In my opinion one of the best exploit resources on the web. Maintained by the fantastic guys at Offensive Security it would be the go to place when searching for public exploits.
The exploit-db collection of exploits is mirrored locally on Kali machines. Using the command searchsploit <search term> you can bring up a listing of exploits. Be aware that the search must be in all lower case.
Metasploit has a range of exploits built in and can be searched with the “search” command. You can also grep the search results with the syntax “grep <grep term> search <search term>”. Filters are also provided to let you narrow down your search specifically to exploits if desired.
Although in my opinion not as comprehensive as exploit-db you still occasionally turn up a working proof of concept at security focus that isn’t mirrored elsewhere. In general a good site to check.
I can’t speak for the reliability of the site as I haven’t used it much, however this is another resource when searching for exploits. Semi-0 day (for want of a better term) exploits are sometimes also sold here before eventually leaking out to everyone.
As with most things perhaps your strongest tool. So often with penetration testing you don’t actually know what specific exploit you’re searching for, or if one exists, but rather seeing what is likely to be out there. Many times you’ll run across blogs and researchers putting up relevant snippets of code for exploiting an application you happen to be looking at. I highly recommend researching any applications / services you’re attacking in Google.

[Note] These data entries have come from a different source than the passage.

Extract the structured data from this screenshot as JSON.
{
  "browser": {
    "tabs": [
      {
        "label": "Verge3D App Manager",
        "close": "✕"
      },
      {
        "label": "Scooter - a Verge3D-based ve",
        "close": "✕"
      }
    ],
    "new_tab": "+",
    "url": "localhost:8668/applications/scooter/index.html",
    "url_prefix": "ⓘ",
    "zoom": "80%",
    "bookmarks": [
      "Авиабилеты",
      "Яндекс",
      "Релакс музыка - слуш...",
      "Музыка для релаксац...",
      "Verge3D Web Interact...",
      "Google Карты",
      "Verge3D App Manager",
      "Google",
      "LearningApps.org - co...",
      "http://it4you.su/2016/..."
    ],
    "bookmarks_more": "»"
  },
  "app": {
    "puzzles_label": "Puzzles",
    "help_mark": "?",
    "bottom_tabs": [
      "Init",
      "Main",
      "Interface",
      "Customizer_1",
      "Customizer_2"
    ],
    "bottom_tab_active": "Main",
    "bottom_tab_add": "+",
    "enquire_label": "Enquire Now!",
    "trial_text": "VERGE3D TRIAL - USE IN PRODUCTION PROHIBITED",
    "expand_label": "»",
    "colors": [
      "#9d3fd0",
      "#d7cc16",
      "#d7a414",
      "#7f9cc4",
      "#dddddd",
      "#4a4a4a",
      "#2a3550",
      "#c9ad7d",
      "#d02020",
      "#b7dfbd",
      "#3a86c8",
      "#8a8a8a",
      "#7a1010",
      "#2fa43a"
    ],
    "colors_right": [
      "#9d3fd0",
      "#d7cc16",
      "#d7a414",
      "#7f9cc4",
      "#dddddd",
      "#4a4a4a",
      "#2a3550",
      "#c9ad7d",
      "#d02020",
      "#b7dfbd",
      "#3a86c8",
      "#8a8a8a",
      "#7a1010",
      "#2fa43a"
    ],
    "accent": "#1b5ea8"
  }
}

That really covers the main methods of finding public exploits. Further useful techniques can be to search places such as http://www.cvedetails.com/ to identify if CVE’s have been identified in the software or if there “should” be exploits out there for the version / application you’re examining. It can also give you handy CVE numbers to focus your search on.